I keep meaning to read this (which is kind of the story of my life), but I just haven’t found the time to pick it up as of yet. Until I needed to complete it for a reading challenge, and this gave me a beautiful excuse to drown myself, yet again in the world and writing of Magnus Chase. You would have thought that the name Chase would have clued me in on the relationship to Annabeth and Percy. But it took Annabeth’s actual appearance to make me understand… and then finally start grinning with joy.
There is always a problem with reading short story collections, and that is finding a series that you really want to buy. This was one such series, and a series that some of the books don’t seem so easy to get my hands on. The fact that this is a bit darker than the other stories in Dark and Stormy Knights and I really loved the change in pace and genre.

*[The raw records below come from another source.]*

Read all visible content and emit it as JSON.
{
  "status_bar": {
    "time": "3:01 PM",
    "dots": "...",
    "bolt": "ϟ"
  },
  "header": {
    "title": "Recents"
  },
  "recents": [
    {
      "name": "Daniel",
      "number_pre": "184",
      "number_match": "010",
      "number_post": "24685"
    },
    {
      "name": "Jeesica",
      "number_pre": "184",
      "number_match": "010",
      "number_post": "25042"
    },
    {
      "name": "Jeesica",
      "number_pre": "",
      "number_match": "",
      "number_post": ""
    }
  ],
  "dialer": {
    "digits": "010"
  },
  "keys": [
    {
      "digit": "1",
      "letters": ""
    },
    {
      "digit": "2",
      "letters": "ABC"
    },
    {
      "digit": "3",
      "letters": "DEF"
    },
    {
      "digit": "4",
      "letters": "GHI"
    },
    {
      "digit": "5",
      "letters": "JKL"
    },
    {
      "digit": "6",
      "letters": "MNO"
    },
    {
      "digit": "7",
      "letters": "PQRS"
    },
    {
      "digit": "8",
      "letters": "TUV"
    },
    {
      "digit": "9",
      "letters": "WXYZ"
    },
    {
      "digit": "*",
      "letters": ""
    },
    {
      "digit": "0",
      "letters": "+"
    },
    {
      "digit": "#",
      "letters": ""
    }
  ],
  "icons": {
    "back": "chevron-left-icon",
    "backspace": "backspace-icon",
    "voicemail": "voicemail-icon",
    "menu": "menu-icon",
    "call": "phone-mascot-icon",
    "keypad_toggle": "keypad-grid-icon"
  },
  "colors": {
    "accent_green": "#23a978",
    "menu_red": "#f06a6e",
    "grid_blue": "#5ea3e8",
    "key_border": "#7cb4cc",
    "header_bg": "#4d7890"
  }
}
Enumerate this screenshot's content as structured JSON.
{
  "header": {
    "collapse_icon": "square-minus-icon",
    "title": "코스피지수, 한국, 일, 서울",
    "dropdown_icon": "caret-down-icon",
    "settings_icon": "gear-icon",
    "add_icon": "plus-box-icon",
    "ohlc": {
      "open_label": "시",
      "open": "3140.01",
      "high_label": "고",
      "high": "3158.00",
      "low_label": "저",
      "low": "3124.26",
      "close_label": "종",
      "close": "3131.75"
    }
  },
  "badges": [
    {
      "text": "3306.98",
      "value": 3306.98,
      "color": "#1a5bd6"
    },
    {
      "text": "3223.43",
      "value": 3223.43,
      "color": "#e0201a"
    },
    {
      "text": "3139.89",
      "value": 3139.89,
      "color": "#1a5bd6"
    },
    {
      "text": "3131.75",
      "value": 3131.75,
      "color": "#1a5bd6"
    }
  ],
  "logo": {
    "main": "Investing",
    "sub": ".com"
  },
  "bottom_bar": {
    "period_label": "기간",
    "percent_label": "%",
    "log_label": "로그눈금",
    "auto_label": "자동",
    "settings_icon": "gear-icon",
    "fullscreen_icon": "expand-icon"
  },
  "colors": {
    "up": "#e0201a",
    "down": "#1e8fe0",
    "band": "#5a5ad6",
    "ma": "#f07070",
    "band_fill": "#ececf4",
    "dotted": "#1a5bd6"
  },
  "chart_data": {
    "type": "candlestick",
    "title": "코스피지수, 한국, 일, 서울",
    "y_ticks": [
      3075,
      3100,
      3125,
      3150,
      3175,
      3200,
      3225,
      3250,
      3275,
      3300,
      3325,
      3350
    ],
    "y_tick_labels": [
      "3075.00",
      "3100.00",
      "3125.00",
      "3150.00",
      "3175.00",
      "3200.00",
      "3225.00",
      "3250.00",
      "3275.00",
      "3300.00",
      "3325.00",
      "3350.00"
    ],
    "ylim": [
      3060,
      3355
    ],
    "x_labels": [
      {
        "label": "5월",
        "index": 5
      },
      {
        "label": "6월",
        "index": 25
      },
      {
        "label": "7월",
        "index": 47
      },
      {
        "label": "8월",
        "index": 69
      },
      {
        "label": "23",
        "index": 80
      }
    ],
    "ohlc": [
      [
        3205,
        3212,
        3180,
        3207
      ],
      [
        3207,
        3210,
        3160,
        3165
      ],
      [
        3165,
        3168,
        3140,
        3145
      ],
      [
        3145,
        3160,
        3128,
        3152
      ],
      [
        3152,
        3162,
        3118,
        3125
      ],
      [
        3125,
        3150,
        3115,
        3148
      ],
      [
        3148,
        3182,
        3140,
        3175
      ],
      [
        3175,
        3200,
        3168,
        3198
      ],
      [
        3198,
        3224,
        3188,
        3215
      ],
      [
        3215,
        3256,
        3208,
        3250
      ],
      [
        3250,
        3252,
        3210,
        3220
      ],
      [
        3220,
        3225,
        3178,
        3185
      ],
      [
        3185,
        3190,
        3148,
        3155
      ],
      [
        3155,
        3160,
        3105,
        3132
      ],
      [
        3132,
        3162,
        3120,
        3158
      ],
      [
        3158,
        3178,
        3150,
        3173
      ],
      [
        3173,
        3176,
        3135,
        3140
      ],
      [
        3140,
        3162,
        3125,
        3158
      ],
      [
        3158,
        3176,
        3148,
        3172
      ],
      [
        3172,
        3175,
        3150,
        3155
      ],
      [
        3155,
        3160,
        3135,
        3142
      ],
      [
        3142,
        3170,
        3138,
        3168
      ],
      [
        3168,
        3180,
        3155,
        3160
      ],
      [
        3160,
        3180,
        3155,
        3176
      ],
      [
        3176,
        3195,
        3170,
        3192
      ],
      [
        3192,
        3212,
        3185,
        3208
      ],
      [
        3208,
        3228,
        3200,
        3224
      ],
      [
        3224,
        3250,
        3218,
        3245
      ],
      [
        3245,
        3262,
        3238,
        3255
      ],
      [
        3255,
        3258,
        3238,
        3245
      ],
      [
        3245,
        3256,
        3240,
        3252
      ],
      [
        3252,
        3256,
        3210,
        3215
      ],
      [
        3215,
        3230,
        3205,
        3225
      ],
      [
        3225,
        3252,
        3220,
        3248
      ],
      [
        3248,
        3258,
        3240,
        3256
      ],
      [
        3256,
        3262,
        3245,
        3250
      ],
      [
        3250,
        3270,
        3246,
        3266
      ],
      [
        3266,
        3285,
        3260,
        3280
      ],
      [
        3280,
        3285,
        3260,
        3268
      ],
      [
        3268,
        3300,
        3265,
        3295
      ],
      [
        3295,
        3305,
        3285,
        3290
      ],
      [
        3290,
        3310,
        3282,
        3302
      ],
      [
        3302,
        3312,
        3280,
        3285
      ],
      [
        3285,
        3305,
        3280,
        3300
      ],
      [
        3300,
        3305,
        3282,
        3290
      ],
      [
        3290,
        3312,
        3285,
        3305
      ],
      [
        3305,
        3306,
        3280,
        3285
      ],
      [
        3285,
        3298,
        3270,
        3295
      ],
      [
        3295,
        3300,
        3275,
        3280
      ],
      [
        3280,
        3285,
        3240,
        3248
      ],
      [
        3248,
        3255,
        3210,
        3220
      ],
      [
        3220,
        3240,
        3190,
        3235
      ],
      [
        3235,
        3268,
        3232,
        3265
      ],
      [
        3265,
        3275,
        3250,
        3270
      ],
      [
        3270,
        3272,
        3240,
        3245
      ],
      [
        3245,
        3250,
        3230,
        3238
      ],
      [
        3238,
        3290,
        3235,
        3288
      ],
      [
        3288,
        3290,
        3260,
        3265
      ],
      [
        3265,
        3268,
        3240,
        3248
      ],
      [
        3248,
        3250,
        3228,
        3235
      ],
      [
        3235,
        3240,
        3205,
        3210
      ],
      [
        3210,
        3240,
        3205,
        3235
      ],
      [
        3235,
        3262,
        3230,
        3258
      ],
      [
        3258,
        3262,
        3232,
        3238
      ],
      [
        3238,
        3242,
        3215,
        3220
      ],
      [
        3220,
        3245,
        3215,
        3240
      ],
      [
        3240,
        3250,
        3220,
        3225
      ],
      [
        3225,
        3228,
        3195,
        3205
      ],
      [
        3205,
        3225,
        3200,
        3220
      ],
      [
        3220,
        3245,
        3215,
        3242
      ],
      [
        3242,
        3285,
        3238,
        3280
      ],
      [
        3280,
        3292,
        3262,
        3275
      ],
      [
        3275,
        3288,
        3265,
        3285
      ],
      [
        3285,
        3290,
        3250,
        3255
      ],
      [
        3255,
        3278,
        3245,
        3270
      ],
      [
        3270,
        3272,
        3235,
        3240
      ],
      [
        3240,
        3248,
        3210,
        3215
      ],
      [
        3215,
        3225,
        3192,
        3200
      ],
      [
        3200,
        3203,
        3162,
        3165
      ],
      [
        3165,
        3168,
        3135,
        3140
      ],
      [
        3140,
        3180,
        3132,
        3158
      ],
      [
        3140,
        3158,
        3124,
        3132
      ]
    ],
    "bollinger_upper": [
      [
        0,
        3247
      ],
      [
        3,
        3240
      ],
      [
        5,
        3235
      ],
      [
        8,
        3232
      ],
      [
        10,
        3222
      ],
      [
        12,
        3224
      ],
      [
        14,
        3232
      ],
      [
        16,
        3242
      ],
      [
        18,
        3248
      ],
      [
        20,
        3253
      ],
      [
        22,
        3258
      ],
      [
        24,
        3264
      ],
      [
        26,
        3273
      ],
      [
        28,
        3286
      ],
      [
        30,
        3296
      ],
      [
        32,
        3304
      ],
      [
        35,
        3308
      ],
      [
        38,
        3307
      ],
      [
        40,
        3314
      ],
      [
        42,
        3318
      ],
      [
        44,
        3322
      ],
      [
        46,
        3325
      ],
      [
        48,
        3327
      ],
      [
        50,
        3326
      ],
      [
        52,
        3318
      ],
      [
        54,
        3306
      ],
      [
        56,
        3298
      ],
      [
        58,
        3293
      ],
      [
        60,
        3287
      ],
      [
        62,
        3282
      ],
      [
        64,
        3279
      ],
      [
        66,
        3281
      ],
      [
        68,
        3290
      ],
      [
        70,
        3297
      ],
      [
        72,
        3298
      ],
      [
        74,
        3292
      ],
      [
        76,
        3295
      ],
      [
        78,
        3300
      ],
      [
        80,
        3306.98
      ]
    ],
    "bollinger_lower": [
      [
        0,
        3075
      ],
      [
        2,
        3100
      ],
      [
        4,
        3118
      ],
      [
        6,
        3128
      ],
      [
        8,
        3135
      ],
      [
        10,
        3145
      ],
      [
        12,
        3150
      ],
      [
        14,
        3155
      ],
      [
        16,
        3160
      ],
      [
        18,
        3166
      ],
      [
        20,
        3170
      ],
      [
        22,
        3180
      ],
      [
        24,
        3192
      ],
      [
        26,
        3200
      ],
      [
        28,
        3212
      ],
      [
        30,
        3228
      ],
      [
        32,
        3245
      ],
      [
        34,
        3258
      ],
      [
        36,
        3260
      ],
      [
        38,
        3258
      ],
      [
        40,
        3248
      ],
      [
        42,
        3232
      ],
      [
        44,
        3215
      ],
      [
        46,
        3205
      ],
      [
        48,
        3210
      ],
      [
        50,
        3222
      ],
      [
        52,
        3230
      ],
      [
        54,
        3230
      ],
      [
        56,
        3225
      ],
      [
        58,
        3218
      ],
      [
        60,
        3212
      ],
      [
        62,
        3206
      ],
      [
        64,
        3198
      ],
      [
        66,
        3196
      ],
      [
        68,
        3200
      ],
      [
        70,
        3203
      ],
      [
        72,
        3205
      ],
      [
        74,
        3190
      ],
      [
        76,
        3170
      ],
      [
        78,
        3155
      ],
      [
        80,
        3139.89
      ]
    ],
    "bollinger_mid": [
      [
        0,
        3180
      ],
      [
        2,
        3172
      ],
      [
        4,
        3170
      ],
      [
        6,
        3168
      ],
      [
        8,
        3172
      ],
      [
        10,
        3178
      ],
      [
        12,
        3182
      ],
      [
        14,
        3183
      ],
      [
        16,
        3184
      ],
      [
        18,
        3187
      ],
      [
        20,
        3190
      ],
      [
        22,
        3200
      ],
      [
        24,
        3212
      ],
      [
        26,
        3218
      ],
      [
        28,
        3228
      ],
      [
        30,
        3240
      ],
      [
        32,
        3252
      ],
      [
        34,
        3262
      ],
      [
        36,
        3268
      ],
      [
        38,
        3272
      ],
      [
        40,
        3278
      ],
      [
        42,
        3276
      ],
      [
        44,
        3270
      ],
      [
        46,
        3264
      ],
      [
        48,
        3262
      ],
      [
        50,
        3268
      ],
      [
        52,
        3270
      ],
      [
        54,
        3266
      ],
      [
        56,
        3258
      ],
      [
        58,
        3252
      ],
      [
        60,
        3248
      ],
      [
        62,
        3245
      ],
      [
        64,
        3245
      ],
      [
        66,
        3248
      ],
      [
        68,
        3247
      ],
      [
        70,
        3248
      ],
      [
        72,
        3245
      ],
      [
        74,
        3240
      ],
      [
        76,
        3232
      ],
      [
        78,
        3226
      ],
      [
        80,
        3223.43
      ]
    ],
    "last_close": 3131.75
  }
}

It’s always interesting to read a short story from an alternate point of view. And although I am nowhere near up to book 11 in The Dresden Files, I have already met Marcone. And it was really fun to read a story about him. From his point of view. Which was kind of dark.
The opening scene in this short story drew me in from the very beginning. Partially because Butcher is a really good writer, but also partly because it starts with a man going for a drive specifically to kill someone. There is something that I always find fun about assassin stories (this may be a deeper comment on my psyche, but we won’t go into that…)
This short is the tale of David’s feelings and interactions with Joanne. It actually explains a lot of why he does what he does and makes the choices he makes throughout Ill Wind.
I’ve started this book twice. And both times I put it down because it was too good. Apparently, in my mind, that’s a thing – the first chapter was so good that I knew I would need to buy the rest of the series, or at least the next few books. And when I first went to read this, I didn’t have much money, so decided to make a more grown up decision. But as soon as I had a little surplus cash? I dived right into Ill Wind expecting the ride of a lifetime. And I wasn’t disappointed.
This was a fun little collection of short stories in the Percy Jackson universe. The three stories help to build on the adventures throughout both series, and the smatterings of interviews and games in between are kind of fun. Honestly, I kind of wish that I had discovered this when I was a bit younger… it would have been incredibly enjoyable!
I’m fascinated by ancient mythology. And, as one of the most prevalent and well-known mythologies of the modern world, Greek mythology is normally at the top of my list. Which sometimes makes it a little difficult for me to read modern adaptations of the stories of Greek heroes. Especially in children’s books, as they have to be kind of PG, and I really like the originally, incredibly sleazy versions of the tales…
Revisiting bigfoot and Harry Dresden is always a fun journey. Mostly, I love Butcher’s translation of who (and what) bigfoot is. The half-blood son of a bigfoot provides even more entertainment, last time Irwin appeared in Harry’s storyline, he was just a small child learning to handle bullies. Now, he’s a teenager, with pretty much the same problems. This time though, the consequences of other’s sapping his energy are a little more extreme and serious.